== INPUT RECORDS ==

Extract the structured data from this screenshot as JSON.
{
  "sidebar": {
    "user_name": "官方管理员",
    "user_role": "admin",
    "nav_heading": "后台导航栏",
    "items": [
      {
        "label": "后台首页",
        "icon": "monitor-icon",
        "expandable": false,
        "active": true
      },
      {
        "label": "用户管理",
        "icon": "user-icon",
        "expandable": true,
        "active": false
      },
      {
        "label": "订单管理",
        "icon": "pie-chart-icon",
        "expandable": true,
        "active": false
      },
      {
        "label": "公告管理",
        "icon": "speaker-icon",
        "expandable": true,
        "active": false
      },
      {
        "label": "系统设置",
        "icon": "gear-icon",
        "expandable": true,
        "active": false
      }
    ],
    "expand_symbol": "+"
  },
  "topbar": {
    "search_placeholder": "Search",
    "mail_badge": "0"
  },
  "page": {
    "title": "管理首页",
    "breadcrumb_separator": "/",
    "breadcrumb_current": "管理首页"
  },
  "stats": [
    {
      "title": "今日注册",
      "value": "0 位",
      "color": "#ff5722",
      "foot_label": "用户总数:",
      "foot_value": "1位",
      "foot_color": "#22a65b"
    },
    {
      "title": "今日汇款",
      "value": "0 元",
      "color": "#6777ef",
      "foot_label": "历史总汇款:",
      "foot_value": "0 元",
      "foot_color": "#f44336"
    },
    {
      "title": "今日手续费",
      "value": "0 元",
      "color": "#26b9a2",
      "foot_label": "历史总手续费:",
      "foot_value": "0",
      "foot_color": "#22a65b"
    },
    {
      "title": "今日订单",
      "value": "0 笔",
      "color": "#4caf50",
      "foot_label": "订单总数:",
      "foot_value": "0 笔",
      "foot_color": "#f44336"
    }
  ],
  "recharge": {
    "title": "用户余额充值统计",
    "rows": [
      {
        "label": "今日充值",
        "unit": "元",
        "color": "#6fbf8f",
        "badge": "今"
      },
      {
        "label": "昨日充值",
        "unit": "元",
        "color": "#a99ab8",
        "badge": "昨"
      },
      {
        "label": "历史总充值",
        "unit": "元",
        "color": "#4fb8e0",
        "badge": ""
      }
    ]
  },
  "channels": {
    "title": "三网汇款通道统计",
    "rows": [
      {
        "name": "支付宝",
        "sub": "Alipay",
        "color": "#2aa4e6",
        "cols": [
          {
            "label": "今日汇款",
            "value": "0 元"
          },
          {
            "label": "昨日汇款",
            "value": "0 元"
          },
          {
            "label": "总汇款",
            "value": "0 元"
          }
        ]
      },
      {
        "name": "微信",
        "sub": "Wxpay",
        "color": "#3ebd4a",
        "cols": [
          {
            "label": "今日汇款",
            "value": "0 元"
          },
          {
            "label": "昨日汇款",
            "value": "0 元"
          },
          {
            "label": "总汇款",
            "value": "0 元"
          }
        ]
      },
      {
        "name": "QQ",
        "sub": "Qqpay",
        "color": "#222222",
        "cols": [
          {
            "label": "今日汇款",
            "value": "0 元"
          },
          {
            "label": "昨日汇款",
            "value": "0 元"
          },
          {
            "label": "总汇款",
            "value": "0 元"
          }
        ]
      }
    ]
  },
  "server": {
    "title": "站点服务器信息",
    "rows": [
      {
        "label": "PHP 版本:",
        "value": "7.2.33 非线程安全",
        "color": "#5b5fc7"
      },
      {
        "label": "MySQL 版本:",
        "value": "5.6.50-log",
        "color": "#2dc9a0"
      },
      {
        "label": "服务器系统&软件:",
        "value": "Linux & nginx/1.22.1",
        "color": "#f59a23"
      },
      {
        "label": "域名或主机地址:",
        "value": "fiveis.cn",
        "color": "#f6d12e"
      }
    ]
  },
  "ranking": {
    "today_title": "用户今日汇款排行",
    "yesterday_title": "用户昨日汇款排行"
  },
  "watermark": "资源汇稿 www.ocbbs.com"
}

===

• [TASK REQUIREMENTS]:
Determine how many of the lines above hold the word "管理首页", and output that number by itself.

• [SOLUTION TO THIS EXERCISE]:
2